“We’re on the same page, not having to shake off a whole lot. It makes the game run more smoothly,” Buchholz said a couple days prior to his Thursday start. “He caught one bullpen, saw the spin on my pitches. That was basically it. Whenever he wants me to make a pitch, he lets me know, ‘Hey – make this pitch right here.’ It makes you feel good as a pitcher when you have someone who’s confident in you.
“He caught on really quick. It makes the game a little bit easier from my standpoint if you have a guy behind the plate who knows what he’s doing as far as the count, the pitch, instead of having to sit out there and think, ‘I have to do this or that.’ It just eliminates a few of the variables in the equation. It’s been great so far.”
CHRIS WOODWARD HAD THE SECOND GREATEST FENWAY GAME OF HIS CAREER
There was no denying the beauty of the play. Chris Woodward, acquired last Friday off of waivers from the Mariners, ranged to his right, dove, hopped up to his knees and threw to first. The throw was high and wide of the bag, but Kotchman jumped to spear the ball and slapped a tag on Placido Polanco for the out to end the fifth.
The play was impressive enough. So, too, was the fact that Woodward got hit by a pair of Verlander pitches and survived.

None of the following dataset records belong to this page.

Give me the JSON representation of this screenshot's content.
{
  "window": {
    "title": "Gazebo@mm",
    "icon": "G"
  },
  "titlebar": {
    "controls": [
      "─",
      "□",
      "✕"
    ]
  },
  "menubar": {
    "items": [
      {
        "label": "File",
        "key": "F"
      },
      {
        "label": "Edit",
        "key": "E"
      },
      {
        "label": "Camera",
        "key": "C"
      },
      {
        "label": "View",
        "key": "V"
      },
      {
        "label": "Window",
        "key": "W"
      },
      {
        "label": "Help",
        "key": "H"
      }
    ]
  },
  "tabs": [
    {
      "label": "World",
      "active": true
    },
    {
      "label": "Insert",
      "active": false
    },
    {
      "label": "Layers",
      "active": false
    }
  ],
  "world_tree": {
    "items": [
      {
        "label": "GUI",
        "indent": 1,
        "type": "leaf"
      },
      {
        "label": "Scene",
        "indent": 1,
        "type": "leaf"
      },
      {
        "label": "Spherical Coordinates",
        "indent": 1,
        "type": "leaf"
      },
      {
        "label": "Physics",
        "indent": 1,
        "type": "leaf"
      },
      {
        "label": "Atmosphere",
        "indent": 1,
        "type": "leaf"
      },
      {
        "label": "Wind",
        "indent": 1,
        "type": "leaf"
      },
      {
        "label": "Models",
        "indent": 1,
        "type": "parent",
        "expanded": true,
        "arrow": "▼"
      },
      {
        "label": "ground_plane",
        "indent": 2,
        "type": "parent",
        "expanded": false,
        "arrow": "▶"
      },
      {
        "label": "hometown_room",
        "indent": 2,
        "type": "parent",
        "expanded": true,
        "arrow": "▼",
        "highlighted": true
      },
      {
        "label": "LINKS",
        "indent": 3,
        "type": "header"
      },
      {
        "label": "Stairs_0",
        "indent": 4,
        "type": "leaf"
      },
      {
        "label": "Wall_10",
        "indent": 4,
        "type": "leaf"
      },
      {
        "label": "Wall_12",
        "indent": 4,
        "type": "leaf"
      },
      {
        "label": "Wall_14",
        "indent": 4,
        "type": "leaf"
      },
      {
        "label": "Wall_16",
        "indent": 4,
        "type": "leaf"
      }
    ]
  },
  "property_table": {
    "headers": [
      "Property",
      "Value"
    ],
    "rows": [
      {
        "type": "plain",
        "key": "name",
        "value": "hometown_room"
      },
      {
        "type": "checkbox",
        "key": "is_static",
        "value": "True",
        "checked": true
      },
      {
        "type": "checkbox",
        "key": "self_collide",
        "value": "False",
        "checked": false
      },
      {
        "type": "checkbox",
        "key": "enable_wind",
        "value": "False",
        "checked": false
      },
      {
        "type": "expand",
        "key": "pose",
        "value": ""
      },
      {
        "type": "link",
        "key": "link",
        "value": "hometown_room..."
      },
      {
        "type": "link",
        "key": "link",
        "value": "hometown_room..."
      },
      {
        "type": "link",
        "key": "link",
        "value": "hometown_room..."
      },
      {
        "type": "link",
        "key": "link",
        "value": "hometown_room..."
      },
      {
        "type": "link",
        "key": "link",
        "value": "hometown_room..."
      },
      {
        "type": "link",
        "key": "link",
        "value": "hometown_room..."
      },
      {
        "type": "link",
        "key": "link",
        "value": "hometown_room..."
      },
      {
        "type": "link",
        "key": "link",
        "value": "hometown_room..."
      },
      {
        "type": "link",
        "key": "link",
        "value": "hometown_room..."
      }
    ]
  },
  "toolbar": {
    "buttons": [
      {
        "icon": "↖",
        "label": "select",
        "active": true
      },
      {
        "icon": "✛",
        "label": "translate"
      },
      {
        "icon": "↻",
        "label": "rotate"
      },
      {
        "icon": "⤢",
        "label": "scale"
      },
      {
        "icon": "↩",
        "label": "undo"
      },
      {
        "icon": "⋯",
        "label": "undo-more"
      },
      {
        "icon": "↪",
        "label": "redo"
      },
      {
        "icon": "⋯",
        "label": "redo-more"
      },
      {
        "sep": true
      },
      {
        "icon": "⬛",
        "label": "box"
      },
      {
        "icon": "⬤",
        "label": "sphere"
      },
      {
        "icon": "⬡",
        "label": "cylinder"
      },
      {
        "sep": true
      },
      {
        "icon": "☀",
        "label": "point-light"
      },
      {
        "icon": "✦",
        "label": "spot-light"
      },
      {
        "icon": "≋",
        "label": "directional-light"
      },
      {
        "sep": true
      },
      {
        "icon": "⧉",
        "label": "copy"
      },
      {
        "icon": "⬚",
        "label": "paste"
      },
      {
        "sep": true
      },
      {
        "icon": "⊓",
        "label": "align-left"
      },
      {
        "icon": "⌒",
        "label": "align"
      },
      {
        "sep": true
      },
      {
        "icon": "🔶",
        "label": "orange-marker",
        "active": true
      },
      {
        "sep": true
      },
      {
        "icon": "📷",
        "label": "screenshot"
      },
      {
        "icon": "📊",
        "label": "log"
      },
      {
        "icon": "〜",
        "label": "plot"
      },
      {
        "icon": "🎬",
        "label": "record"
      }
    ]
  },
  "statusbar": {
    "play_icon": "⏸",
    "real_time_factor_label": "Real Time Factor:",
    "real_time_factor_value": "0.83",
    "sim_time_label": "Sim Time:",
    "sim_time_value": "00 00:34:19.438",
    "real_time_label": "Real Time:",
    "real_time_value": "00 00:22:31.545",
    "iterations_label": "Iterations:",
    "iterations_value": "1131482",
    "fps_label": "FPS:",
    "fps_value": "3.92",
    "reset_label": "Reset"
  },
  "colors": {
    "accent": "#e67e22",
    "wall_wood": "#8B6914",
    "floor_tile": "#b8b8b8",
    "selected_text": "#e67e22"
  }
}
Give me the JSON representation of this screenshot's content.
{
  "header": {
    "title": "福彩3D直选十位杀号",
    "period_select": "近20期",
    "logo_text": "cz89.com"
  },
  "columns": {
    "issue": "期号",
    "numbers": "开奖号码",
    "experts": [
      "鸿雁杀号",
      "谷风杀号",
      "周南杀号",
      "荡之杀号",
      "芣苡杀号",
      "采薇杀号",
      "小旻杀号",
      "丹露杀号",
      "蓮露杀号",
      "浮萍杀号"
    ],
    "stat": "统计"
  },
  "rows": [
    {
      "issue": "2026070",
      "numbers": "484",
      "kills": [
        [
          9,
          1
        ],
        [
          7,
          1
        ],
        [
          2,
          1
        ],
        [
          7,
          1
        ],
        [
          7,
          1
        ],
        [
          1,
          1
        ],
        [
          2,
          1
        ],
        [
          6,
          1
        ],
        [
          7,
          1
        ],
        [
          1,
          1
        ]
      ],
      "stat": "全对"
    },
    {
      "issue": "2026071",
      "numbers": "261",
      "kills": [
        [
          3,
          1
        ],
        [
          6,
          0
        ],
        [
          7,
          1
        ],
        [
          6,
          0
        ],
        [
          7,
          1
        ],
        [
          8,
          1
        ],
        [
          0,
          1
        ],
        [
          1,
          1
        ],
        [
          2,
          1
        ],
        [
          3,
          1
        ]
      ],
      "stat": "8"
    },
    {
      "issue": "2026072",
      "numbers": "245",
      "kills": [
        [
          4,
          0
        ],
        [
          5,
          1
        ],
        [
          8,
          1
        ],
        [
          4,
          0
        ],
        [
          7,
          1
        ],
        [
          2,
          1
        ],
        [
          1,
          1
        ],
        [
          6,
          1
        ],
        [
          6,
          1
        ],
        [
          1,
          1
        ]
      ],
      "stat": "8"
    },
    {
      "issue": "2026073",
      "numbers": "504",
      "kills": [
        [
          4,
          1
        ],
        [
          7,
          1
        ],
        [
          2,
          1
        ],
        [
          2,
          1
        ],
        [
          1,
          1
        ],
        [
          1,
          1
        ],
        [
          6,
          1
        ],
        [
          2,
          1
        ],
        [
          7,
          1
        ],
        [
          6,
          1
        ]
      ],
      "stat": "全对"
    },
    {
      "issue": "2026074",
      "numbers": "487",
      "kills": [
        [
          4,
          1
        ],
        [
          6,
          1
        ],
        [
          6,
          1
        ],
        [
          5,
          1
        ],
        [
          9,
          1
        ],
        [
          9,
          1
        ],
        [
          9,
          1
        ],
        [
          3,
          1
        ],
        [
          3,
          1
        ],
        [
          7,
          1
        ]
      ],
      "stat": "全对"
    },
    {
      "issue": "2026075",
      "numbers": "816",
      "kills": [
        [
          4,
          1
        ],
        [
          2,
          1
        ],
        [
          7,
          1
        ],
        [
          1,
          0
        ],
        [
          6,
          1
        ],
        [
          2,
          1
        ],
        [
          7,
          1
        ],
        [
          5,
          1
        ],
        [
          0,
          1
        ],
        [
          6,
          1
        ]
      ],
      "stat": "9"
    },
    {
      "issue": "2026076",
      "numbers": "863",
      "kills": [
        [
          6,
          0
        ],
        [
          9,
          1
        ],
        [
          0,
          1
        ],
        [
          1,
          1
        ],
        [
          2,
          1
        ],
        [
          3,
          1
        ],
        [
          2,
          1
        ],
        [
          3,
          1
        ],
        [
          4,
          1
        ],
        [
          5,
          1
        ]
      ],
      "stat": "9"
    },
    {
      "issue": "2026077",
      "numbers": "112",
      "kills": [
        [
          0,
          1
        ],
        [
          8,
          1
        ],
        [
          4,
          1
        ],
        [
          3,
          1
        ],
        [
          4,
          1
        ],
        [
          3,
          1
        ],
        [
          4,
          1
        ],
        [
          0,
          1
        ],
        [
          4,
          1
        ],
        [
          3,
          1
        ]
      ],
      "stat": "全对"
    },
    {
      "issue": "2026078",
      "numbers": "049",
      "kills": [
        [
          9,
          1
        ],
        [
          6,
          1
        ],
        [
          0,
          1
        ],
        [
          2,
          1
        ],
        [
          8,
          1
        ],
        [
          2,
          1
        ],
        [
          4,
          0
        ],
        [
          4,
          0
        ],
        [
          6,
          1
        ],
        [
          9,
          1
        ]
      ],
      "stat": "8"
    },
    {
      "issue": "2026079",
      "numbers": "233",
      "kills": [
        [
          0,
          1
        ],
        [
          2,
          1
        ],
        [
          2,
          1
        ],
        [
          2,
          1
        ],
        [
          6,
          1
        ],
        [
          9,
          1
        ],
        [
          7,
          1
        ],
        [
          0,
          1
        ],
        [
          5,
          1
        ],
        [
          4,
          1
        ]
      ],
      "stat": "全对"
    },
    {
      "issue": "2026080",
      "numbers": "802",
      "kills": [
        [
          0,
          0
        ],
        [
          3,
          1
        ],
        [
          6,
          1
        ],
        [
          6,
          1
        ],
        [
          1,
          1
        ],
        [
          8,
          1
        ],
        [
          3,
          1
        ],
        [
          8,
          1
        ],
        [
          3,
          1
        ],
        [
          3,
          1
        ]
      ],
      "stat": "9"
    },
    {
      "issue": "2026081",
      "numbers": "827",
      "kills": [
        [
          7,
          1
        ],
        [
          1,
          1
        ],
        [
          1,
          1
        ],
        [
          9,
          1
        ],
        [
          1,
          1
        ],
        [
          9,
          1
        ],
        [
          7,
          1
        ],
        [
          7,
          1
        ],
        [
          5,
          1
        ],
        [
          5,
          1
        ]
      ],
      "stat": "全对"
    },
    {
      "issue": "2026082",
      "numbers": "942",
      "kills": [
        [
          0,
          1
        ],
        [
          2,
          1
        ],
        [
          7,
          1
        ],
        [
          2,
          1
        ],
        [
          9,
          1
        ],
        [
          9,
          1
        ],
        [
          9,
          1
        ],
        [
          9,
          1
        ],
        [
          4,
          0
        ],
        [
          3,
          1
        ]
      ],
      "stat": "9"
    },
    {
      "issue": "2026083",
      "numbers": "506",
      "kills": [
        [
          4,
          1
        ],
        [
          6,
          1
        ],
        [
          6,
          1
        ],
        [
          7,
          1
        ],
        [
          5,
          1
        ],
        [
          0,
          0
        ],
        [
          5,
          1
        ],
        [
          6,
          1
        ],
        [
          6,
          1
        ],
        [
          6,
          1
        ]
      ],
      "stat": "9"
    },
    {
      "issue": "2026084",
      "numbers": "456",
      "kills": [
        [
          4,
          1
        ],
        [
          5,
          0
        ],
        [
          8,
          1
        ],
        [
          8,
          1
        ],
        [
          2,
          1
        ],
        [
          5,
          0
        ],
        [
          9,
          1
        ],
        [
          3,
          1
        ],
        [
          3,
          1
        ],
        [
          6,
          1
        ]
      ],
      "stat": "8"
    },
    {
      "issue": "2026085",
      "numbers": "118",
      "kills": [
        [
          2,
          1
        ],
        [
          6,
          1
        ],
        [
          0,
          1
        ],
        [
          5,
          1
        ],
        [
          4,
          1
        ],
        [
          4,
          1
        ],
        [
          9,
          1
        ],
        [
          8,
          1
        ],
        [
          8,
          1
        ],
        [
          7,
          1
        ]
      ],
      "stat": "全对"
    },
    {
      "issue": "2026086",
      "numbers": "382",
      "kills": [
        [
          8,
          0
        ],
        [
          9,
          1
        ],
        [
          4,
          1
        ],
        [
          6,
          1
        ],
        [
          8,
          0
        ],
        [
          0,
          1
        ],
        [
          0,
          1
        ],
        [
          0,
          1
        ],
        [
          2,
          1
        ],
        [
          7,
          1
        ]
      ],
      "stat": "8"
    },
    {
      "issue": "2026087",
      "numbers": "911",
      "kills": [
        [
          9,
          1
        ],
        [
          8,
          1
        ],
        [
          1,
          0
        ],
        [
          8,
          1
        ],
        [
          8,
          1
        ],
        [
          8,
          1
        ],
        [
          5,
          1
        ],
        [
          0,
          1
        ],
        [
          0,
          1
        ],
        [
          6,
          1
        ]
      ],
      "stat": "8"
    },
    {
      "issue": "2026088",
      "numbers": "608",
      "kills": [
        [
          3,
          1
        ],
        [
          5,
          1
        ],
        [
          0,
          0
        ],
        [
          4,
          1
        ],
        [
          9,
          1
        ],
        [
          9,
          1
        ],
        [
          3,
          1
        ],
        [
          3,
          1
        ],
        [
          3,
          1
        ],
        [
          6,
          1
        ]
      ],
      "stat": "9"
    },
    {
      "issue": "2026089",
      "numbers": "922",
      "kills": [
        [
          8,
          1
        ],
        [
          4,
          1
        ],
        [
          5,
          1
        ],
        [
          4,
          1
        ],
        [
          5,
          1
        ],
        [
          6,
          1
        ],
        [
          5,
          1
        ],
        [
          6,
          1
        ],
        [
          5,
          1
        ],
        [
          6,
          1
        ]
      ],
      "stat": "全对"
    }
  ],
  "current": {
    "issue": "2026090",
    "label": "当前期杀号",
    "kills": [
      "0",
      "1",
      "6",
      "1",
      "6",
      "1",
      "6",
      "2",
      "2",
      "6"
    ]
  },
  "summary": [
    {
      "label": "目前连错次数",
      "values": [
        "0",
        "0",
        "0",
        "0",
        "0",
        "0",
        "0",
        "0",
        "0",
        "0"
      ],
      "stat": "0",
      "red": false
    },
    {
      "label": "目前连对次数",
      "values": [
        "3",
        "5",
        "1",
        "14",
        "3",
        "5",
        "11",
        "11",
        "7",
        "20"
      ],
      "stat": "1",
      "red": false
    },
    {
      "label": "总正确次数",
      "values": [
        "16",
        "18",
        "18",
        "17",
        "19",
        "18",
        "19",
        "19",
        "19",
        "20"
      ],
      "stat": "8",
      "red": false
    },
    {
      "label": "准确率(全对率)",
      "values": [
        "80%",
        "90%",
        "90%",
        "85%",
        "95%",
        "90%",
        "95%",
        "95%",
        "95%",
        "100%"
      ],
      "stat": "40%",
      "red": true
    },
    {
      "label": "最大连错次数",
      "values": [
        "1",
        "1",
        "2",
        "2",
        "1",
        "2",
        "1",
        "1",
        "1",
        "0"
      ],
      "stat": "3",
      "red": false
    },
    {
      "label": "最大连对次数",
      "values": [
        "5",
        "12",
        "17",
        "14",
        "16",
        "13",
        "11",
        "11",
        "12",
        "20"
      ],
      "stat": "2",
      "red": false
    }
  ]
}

But it wasn’t even close to the most memorable Fenway moment of Woodward’s career. Woodward has 33 homers in his 10-year career, but none are anywhere close to as memorable as the one he hit against the Red Sox on April 21, 2003.
Woodward had the good fortune to step to the plate at about noon. Sox starter John Burkett was enduring a terrible outing, trailing 5-0 in the top of the third. With a runner on first and a 1-1 count, Woodward stepped into the box.
Around the time he did so, the Boston Marathon commenced, an event that was announced by a formation of F-16s that journeyed from Hopkinton to Boston. The jets thundered over Fenway as Burkett delivered his pitch, and continued to offer a resounding soundtrack as Woodward blasted a two-run homer over the Green Monster. It seems almost impossible that another home run will ever be so boldly announced.
“That still goes down as the coolest moment in my career,” said Woodward. “That was kind of surreal. I was getting ready to call time out because I could hear them coming, but Burky was so quick (to the plate). He came set, so I figured I just have to wear it. I hear them right as he’s letting go of the ball. I hit it, and I was screaming, ‘Get up!’ I couldn’t even hear myself screaming as I was rounding first.
“My teammates were all shocked when I got to the dugout. They were like, ‘I can’t believe you just did that.’ That goes down as the coolest thing I’ve ever done in baseball.”